● Web page and app entries
-------------------------

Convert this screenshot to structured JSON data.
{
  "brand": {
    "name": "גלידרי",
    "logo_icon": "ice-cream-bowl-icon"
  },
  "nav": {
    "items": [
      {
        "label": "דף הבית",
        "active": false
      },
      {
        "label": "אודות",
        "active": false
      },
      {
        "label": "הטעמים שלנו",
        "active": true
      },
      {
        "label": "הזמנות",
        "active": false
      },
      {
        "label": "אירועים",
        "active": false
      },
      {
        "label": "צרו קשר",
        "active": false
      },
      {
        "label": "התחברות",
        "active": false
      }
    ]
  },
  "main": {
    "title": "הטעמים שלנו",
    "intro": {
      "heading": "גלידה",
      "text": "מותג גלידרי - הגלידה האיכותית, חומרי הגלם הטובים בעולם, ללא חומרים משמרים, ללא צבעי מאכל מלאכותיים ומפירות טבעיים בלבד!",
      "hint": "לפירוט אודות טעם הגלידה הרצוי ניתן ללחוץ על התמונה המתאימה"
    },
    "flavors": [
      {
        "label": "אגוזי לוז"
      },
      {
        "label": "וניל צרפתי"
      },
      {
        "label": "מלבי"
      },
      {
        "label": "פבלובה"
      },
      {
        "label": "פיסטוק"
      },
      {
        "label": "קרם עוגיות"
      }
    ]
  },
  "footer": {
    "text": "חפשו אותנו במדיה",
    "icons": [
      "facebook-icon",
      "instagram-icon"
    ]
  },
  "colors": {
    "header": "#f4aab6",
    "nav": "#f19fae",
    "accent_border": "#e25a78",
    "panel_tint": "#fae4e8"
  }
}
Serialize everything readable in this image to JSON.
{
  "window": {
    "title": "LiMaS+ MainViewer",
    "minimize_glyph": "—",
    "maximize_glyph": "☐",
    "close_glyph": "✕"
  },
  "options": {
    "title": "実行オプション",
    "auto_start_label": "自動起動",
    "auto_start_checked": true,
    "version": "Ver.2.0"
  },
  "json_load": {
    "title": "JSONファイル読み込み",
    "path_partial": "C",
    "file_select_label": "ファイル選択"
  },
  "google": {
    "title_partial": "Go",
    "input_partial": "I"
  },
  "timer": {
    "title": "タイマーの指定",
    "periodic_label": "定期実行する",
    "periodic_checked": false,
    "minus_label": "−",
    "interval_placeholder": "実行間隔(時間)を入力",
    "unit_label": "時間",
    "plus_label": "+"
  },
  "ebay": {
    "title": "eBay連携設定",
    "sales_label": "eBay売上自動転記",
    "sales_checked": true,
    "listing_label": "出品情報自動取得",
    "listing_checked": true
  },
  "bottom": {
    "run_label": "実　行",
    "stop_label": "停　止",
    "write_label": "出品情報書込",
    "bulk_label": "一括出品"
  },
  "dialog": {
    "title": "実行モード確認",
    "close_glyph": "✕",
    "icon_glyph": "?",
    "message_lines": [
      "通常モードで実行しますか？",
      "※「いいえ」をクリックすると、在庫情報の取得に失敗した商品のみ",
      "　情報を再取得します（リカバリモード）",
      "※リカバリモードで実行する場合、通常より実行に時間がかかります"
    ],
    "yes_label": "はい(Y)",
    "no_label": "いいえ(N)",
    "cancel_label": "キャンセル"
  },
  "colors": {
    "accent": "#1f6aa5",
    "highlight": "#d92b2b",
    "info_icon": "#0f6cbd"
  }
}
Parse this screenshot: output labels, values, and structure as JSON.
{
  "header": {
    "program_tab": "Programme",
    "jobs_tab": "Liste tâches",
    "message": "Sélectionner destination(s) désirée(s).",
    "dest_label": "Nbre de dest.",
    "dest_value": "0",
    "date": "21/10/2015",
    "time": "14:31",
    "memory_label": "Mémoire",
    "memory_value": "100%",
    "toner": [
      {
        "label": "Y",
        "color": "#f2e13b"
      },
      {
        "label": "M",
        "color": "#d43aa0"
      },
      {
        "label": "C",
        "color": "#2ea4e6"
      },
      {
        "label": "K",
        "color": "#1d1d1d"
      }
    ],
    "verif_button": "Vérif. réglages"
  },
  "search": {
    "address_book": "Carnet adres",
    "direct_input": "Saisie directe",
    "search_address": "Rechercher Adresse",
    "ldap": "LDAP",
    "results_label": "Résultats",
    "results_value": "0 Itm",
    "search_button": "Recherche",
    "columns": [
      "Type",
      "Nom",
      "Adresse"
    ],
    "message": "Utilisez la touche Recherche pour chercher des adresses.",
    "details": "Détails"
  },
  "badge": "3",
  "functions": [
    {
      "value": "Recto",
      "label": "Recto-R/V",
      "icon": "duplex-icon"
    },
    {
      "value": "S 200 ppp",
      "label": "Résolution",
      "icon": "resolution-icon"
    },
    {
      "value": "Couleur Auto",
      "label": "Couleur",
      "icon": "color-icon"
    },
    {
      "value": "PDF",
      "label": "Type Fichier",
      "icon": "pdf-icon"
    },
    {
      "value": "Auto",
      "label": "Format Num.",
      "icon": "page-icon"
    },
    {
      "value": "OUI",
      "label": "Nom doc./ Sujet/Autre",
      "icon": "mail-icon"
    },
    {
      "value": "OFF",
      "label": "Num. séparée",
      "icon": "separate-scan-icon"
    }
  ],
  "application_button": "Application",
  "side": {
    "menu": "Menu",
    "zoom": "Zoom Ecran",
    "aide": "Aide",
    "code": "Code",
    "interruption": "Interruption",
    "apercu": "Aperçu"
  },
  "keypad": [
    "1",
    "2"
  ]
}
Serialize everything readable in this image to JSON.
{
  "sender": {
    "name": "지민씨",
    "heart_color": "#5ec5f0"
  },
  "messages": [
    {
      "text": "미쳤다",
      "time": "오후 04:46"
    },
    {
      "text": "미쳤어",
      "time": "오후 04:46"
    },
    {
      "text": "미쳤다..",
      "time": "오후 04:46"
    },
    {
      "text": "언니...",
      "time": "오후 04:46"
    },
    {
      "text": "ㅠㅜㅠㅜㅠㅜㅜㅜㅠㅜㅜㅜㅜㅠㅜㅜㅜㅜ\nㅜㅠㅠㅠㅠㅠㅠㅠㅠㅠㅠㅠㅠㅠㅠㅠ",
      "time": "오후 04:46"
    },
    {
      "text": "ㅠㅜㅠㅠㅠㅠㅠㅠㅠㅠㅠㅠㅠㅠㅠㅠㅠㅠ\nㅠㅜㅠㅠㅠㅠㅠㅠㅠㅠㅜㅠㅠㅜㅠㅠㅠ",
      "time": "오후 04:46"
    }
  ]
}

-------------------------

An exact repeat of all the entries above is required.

● EXERCISE RESULT
Convert this screenshot to structured JSON data.
{
  "brand": {
    "name": "גלידרי",
    "logo_icon": "ice-cream-bowl-icon"
  },
  "nav": {
    "items": [
      {
        "label": "דף הבית",
        "active": false
      },
      {
        "label": "אודות",
        "active": false
      },
      {
        "label": "הטעמים שלנו",
        "active": true
      },
      {
        "label": "הזמנות",
        "active": false
      },
      {
        "label": "אירועים",
        "active": false
      },
      {
        "label": "צרו קשר",
        "active": false
      },
      {
        "label": "התחברות",
        "active": false
      }
    ]
  },
  "main": {
    "title": "הטעמים שלנו",
    "intro": {
      "heading": "גלידה",
      "text": "מותג גלידרי - הגלידה האיכותית, חומרי הגלם הטובים בעולם, ללא חומרים משמרים, ללא צבעי מאכל מלאכותיים ומפירות טבעיים בלבד!",
      "hint": "לפירוט אודות טעם הגלידה הרצוי ניתן ללחוץ על התמונה המתאימה"
    },
    "flavors": [
      {
        "label": "אגוזי לוז"
      },
      {
        "label": "וניל צרפתי"
      },
      {
        "label": "מלבי"
      },
      {
        "label": "פבלובה"
      },
      {
        "label": "פיסטוק"
      },
      {
        "label": "קרם עוגיות"
      }
    ]
  },
  "footer": {
    "text": "חפשו אותנו במדיה",
    "icons": [
      "facebook-icon",
      "instagram-icon"
    ]
  },
  "colors": {
    "header": "#f4aab6",
    "nav": "#f19fae",
    "accent_border": "#e25a78",
    "panel_tint": "#fae4e8"
  }
}
Serialize everything readable in this image to JSON.
{
  "window": {
    "title": "LiMaS+ MainViewer",
    "minimize_glyph": "—",
    "maximize_glyph": "☐",
    "close_glyph": "✕"
  },
  "options": {
    "title": "実行オプション",
    "auto_start_label": "自動起動",
    "auto_start_checked": true,
    "version": "Ver.2.0"
  },
  "json_load": {
    "title": "JSONファイル読み込み",
    "path_partial": "C",
    "file_select_label": "ファイル選択"
  },
  "google": {
    "title_partial": "Go",
    "input_partial": "I"
  },
  "timer": {
    "title": "タイマーの指定",
    "periodic_label": "定期実行する",
    "periodic_checked": false,
    "minus_label": "−",
    "interval_placeholder": "実行間隔(時間)を入力",
    "unit_label": "時間",
    "plus_label": "+"
  },
  "ebay": {
    "title": "eBay連携設定",
    "sales_label": "eBay売上自動転記",
    "sales_checked": true,
    "listing_label": "出品情報自動取得",
    "listing_checked": true
  },
  "bottom": {
    "run_label": "実　行",
    "stop_label": "停　止",
    "write_label": "出品情報書込",
    "bulk_label": "一括出品"
  },
  "dialog": {
    "title": "実行モード確認",
    "close_glyph": "✕",
    "icon_glyph": "?",
    "message_lines": [
      "通常モードで実行しますか？",
      "※「いいえ」をクリックすると、在庫情報の取得に失敗した商品のみ",
      "　情報を再取得します（リカバリモード）",
      "※リカバリモードで実行する場合、通常より実行に時間がかかります"
    ],
    "yes_label": "はい(Y)",
    "no_label": "いいえ(N)",
    "cancel_label": "キャンセル"
  },
  "colors": {
    "accent": "#1f6aa5",
    "highlight": "#d92b2b",
    "info_icon": "#0f6cbd"
  }
}
Parse this screenshot: output labels, values, and structure as JSON.
{
  "header": {
    "program_tab": "Programme",
    "jobs_tab": "Liste tâches",
    "message": "Sélectionner destination(s) désirée(s).",
    "dest_label": "Nbre de dest.",
    "dest_value": "0",
    "date": "21/10/2015",
    "time": "14:31",
    "memory_label": "Mémoire",
    "memory_value": "100%",
    "toner": [
      {
        "label": "Y",
        "color": "#f2e13b"
      },
      {
        "label": "M",
        "color": "#d43aa0"
      },
      {
        "label": "C",
        "color": "#2ea4e6"
      },
      {
        "label": "K",
        "color": "#1d1d1d"
      }
    ],
    "verif_button": "Vérif. réglages"
  },
  "search": {
    "address_book": "Carnet adres",
    "direct_input": "Saisie directe",
    "search_address": "Rechercher Adresse",
    "ldap": "LDAP",
    "results_label": "Résultats",
    "results_value": "0 Itm",
    "search_button": "Recherche",
    "columns": [
      "Type",
      "Nom",
      "Adresse"
    ],
    "message": "Utilisez la touche Recherche pour chercher des adresses.",
    "details": "Détails"
  },
  "badge": "3",
  "functions": [
    {
      "value": "Recto",
      "label": "Recto-R/V",
      "icon": "duplex-icon"
    },
    {
      "value": "S 200 ppp",
      "label": "Résolution",
      "icon": "resolution-icon"
    },
    {
      "value": "Couleur Auto",
      "label": "Couleur",
      "icon": "color-icon"
    },
    {
      "value": "PDF",
      "label": "Type Fichier",
      "icon": "pdf-icon"
    },
    {
      "value": "Auto",
      "label": "Format Num.",
      "icon": "page-icon"
    },
    {
      "value": "OUI",
      "label": "Nom doc./ Sujet/Autre",
      "icon": "mail-icon"
    },
    {
      "value": "OFF",
      "label": "Num. séparée",
      "icon": "separate-scan-icon"
    }
  ],
  "application_button": "Application",
  "side": {
    "menu": "Menu",
    "zoom": "Zoom Ecran",
    "aide": "Aide",
    "code": "Code",
    "interruption": "Interruption",
    "apercu": "Aperçu"
  },
  "keypad": [
    "1",
    "2"
  ]
}
Serialize everything readable in this image to JSON.
{
  "sender": {
    "name": "지민씨",
    "heart_color": "#5ec5f0"
  },
  "messages": [
    {
      "text": "미쳤다",
      "time": "오후 04:46"
    },
    {
      "text": "미쳤어",
      "time": "오후 04:46"
    },
    {
      "text": "미쳤다..",
      "time": "오후 04:46"
    },
    {
      "text": "언니...",
      "time": "오후 04:46"
    },
    {
      "text": "ㅠㅜㅠㅜㅠㅜㅜㅜㅠㅜㅜㅜㅜㅠㅜㅜㅜㅜ\nㅜㅠㅠㅠㅠㅠㅠㅠㅠㅠㅠㅠㅠㅠㅠㅠ",
      "time": "오후 04:46"
    },
    {
      "text": "ㅠㅜㅠㅠㅠㅠㅠㅠㅠㅠㅠㅠㅠㅠㅠㅠㅠㅠ\nㅠㅜㅠㅠㅠㅠㅠㅠㅠㅠㅜㅠㅠㅜㅠㅠㅠ",
      "time": "오후 04:46"
    }
  ]
}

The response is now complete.